Function Order: Ti-Se-Ni-Fe

Denys is highly logical and detached, and always curious about the world and asking questions in an attempt to understand it. One evening at dinner, he humorously prompts a conversation about why there are so many romantic poems about other body parts, but never the foot; does it not serve a purpose, and can it not be an object of desire and romanticism? He has a casual manner about him, in how he faces down things, and prefers to take risks (he says there is no harm, as long as only you are the one who pays), denying that he saved Karen’s life from a lioness (“she walked away”). While others rush to join the war effort, he questions what the war is really about and if it requires a sacrifice of men, concluding that it is really a petty rivalry between two spoiled monarchs. He doesn’t understand why other men would “want to get into it,” and chooses to spend his time elsewhere, making money instead. He is something of a wanderer in life, doing whatever he can to earn a living, from smuggling ivory around to leading safaris (he says either he will be gone a month, or “half an hour”). He take his new grammaphone out into the wild to play it for the monkeys, to see what their reaction will be, and finds it lovely that “they have never heard music before, and now got played Mozart.” He is curious about mechanical things and confident that he can easily adapt to risks (he tells her if the lion charges, to drop to the ground and let him handle it, also to back away slowly from a recent kill). Denys leaves out “the dull parts” of poetry as he washes her hair for her, and introduces her to the wilds—he wants to share the experience with her and become closer to it because of it. He takes her hunting, and admits he lives “one day at a time.” He does not want a traditional life, or “to know where I am going. We are just passing through life.” He has no idea what will happen tomorrow, although he thinks sometimes about getting old. His inferior Fe is both charming and thoughtful; he asks Karen if she asked the native children if they wanted to learn to read, or if she just imposed her own will on them. But the more she wants an emotional connection from him, the more he draws a firm boundary and tells her she is not “allowed” to impose anything on him, especially not her own needs. He does not want to live “her way” (and be connected). This is typical of ISTPs—they don’t want others to need them, to be over-reliant on them, or to be forced to hold onto an emotional relationship, because it’s an area of uncertainty and discomfort for them.
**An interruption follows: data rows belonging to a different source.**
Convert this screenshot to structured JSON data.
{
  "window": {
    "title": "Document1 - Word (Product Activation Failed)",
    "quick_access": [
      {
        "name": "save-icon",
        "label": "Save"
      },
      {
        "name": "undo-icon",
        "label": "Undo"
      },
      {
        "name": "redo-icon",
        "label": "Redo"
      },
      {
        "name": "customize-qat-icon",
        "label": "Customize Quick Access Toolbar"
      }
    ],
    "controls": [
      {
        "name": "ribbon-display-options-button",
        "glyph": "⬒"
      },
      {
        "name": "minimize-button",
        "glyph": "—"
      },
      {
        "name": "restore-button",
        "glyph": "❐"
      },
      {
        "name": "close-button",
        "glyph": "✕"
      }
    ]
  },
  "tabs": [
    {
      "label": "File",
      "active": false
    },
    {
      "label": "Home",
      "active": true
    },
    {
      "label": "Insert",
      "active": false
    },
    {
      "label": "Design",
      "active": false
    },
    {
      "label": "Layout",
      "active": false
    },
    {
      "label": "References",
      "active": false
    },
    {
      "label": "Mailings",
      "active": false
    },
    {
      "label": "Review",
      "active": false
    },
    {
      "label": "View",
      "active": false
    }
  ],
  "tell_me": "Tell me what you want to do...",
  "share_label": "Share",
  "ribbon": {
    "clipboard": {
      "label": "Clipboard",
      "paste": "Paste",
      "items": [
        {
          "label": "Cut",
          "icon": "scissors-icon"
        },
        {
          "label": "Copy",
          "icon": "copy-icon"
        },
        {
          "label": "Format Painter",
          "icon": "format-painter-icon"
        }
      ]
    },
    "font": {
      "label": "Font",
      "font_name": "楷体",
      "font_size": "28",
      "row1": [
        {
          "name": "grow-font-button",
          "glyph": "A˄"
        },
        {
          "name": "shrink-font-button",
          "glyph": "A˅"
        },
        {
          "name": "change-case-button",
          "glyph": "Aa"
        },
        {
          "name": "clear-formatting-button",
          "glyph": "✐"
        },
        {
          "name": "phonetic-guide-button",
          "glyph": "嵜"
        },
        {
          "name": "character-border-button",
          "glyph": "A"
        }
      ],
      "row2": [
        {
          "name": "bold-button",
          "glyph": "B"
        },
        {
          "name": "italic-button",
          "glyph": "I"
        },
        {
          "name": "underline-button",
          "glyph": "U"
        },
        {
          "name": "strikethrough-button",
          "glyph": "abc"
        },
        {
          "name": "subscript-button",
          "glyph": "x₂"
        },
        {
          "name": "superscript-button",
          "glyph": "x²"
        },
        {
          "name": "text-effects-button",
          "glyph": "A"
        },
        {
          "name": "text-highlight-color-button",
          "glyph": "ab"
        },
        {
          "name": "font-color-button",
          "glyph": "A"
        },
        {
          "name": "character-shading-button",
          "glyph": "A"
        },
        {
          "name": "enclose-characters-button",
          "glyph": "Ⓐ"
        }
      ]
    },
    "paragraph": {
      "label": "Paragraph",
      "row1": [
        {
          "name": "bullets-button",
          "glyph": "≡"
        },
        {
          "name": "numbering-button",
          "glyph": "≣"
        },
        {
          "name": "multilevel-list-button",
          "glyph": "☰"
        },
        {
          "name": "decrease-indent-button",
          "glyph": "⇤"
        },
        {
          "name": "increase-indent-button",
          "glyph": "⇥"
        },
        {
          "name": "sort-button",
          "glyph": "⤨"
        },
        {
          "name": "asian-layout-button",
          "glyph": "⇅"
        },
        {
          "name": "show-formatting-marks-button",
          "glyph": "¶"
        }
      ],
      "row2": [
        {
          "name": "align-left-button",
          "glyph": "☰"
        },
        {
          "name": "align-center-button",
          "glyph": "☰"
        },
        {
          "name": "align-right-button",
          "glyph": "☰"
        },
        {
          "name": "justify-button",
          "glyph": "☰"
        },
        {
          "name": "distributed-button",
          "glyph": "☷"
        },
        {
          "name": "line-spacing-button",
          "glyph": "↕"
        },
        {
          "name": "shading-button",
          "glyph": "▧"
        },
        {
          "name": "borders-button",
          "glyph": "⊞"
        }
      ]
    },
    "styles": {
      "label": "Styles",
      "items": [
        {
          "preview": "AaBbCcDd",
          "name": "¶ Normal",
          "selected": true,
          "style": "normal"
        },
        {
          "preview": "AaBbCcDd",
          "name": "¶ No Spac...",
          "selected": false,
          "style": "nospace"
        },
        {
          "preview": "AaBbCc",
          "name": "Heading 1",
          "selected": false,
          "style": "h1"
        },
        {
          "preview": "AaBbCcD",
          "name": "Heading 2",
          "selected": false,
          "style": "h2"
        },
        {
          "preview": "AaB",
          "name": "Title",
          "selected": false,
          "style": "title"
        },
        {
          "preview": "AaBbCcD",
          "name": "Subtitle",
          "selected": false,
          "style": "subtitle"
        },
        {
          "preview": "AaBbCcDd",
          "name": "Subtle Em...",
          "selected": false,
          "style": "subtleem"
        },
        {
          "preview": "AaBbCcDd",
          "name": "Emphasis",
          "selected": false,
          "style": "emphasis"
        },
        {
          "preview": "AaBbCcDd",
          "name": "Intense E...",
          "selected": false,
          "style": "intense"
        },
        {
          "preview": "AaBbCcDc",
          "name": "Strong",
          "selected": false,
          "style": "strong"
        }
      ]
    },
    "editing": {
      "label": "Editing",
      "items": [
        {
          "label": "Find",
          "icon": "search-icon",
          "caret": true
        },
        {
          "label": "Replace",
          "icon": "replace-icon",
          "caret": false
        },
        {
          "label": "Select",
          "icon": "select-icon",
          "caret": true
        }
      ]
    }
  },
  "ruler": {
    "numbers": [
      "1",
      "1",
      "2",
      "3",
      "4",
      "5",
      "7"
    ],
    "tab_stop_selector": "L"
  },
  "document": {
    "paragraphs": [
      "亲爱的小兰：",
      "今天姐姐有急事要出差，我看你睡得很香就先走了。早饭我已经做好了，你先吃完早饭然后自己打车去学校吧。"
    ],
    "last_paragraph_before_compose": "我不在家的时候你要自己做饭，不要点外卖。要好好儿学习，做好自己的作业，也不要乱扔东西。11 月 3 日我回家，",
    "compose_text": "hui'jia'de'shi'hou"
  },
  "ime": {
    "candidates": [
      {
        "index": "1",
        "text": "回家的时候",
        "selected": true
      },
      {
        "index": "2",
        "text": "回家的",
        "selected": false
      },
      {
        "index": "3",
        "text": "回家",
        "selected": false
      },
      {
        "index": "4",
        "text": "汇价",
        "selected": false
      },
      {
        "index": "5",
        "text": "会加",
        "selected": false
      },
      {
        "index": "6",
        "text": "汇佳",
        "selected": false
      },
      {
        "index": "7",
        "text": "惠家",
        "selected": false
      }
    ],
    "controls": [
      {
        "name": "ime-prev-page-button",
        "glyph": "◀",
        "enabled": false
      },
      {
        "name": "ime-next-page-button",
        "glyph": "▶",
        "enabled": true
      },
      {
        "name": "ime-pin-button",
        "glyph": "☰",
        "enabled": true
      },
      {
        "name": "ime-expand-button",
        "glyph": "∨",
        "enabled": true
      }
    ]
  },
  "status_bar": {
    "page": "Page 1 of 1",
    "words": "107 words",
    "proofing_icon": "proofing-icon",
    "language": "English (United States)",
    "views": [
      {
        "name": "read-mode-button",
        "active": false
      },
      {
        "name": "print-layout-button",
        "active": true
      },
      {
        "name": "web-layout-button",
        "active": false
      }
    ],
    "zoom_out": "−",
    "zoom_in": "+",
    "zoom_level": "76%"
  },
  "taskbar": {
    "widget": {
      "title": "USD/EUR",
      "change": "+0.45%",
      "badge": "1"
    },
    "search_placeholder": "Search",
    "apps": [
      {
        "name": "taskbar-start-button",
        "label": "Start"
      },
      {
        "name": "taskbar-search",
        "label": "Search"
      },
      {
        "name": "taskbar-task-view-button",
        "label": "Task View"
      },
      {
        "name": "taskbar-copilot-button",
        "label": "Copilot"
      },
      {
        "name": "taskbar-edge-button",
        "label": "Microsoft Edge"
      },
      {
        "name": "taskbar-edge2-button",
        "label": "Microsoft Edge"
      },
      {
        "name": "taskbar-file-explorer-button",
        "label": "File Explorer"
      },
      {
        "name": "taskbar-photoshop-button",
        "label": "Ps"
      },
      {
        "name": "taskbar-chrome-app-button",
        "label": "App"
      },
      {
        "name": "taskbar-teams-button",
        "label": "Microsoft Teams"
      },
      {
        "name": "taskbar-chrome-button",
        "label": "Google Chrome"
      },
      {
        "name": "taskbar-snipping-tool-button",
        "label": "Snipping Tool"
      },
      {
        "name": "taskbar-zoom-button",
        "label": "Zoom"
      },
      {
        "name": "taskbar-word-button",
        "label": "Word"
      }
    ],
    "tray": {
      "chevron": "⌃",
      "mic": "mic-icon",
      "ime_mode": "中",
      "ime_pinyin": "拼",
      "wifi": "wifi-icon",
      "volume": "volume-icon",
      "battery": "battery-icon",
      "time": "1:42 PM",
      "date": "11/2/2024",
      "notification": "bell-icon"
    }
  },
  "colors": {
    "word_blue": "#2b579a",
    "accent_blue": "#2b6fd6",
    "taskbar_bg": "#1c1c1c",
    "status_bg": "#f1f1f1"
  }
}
Enneagram: 7w6 sp/so

Denys has a good sense of humor, and loves to take changes. He introduces Karen to a great many new experience that she would never have had without him – but he is also commitment-phobic. He doesn’t even attend his own best friend’s funeral, but disappears and does something else instead, because he cannot face the sadness of it. Karen accuses him of “just wanting to be away,” and wanting it “all” – without any restraints or commitments, and it’s true. He wants the freedom to be himself, to leave whenever he feels like it, to do his own thing, to change his careers on a whim, and not settle down or be responsible for anyone else. His 6 is mild-mannered and thoughtful, curious about book learning and somewhat cautious and sensible in the wilds.

This character was typed for a reader, per their paid request.